Owner name: VOITH PATENT GMBH, GERMANY
Free format text: ASSIGNMENT OF ASSIGNORS INTEREST;ASSIGNORS:SCHERB, THOMAS T.;DA SILVA, LUIZ CARLOS;BERARDI, ROGERIO;AND OTHERS;REEL/FRAME:019415/0025
Effective date: 20070518
Free format text: ASSIGNMENT OF ASSIGNORS INTEREST;ASSIGNORS:SCHERB, THOMAS T.;DA SILVA, LUIZ CARLOS;BERARDI, ROGERIOAND OTHERS;REEL/FRAME:19415/25

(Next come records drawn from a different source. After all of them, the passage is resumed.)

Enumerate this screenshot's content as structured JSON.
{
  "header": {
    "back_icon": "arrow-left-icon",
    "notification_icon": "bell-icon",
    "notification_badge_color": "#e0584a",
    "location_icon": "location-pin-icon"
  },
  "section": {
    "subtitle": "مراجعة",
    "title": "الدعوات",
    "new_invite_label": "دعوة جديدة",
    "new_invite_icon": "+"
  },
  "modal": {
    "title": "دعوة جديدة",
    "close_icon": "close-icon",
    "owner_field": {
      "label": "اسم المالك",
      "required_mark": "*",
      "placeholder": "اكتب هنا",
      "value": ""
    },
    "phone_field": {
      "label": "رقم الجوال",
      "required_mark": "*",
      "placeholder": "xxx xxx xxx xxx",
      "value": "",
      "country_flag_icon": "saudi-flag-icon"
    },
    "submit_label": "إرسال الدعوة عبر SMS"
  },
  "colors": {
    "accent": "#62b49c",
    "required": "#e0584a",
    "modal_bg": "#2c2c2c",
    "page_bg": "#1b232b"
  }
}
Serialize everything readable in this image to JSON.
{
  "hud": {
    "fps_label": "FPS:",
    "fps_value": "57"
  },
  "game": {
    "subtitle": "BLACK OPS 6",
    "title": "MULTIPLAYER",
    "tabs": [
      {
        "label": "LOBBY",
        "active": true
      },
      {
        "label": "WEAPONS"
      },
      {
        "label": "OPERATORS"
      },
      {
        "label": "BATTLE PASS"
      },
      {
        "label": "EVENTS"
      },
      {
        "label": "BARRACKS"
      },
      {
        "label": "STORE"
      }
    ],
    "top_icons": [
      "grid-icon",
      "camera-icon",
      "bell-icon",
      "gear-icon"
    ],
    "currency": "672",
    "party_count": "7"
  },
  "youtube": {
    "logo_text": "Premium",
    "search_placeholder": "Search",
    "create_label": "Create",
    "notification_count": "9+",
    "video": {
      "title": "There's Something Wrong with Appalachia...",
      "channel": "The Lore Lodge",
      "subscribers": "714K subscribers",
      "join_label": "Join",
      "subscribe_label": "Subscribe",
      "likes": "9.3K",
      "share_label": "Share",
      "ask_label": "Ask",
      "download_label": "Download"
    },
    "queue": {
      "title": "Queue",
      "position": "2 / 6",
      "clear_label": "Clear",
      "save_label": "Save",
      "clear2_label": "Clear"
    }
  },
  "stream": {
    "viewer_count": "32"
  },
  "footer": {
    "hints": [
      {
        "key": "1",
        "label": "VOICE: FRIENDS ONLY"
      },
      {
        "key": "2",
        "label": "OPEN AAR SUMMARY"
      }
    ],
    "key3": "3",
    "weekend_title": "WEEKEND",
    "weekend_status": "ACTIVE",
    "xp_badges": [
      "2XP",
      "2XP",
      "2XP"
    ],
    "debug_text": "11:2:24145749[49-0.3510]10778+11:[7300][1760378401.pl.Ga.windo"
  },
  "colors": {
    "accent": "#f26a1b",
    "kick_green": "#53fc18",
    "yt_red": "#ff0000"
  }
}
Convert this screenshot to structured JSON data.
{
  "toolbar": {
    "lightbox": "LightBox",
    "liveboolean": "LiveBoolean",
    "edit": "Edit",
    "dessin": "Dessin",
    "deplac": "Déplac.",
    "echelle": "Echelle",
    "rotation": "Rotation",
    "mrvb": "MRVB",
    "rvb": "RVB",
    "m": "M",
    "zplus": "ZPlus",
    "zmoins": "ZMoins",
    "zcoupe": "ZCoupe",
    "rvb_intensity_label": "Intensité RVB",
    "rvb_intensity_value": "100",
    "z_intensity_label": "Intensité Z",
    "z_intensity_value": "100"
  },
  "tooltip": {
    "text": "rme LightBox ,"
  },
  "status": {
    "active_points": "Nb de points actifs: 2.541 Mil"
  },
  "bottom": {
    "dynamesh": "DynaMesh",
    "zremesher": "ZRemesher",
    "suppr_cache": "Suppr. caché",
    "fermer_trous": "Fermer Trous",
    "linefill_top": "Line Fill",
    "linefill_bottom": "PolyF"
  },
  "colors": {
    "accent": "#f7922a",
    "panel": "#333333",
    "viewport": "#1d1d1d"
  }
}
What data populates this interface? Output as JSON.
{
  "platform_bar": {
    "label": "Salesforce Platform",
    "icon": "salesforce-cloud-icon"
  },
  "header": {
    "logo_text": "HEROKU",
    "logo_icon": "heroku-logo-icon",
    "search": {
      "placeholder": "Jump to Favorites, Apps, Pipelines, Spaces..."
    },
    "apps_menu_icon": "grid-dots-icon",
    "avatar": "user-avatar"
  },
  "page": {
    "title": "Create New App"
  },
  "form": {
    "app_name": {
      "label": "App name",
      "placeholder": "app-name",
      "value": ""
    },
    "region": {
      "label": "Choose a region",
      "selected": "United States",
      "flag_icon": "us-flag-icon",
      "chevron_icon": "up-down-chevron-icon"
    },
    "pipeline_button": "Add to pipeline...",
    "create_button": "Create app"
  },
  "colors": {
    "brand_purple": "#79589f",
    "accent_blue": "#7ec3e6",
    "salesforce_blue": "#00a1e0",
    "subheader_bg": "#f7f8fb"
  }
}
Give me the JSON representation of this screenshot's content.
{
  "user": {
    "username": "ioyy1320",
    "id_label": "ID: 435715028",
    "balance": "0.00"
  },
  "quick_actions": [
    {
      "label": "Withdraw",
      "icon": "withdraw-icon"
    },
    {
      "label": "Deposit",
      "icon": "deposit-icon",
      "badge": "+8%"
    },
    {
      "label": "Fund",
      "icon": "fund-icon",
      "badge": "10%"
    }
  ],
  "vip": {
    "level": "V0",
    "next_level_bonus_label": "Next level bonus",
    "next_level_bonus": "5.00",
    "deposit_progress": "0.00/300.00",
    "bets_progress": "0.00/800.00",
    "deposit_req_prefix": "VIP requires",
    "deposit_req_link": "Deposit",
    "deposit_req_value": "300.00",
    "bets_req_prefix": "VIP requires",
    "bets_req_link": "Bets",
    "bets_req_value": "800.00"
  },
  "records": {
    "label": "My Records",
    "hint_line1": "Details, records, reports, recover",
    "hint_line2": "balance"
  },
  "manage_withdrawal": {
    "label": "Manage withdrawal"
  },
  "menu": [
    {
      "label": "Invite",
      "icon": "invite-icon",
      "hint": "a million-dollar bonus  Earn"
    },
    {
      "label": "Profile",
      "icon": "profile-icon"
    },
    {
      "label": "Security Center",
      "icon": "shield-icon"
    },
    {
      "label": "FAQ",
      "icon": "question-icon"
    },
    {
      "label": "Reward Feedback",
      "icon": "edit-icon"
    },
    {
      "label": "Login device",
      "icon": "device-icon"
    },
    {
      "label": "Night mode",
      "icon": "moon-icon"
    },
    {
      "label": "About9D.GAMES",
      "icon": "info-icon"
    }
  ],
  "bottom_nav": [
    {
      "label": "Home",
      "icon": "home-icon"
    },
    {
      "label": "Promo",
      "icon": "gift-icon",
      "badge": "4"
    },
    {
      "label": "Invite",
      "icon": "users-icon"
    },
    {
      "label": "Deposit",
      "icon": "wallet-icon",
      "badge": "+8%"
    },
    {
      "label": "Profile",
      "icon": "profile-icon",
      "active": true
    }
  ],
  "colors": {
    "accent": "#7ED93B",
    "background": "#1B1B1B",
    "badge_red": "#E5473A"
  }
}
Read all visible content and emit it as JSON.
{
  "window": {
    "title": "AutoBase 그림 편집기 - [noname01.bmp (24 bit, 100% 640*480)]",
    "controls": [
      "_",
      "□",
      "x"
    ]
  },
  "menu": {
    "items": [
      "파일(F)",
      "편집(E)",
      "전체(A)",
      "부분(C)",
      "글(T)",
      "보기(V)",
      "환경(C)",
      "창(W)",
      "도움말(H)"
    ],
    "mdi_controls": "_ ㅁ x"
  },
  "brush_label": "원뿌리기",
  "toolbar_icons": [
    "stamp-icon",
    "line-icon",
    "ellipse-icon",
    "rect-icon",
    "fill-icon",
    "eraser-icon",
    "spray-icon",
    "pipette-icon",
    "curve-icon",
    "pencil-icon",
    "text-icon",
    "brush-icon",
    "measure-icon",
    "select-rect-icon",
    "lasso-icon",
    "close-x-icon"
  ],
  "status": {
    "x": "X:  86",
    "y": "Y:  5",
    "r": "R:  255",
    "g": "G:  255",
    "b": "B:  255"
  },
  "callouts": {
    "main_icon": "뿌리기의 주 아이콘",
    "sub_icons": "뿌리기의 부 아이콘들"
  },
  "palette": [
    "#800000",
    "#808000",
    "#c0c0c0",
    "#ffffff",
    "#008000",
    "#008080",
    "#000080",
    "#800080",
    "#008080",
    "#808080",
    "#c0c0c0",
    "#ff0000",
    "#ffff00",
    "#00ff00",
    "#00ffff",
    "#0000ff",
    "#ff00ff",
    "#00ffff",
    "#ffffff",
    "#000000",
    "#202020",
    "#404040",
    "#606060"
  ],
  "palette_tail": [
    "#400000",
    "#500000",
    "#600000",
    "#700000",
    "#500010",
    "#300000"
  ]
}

Owner name: VOITH PATENT GMBH,GERMANY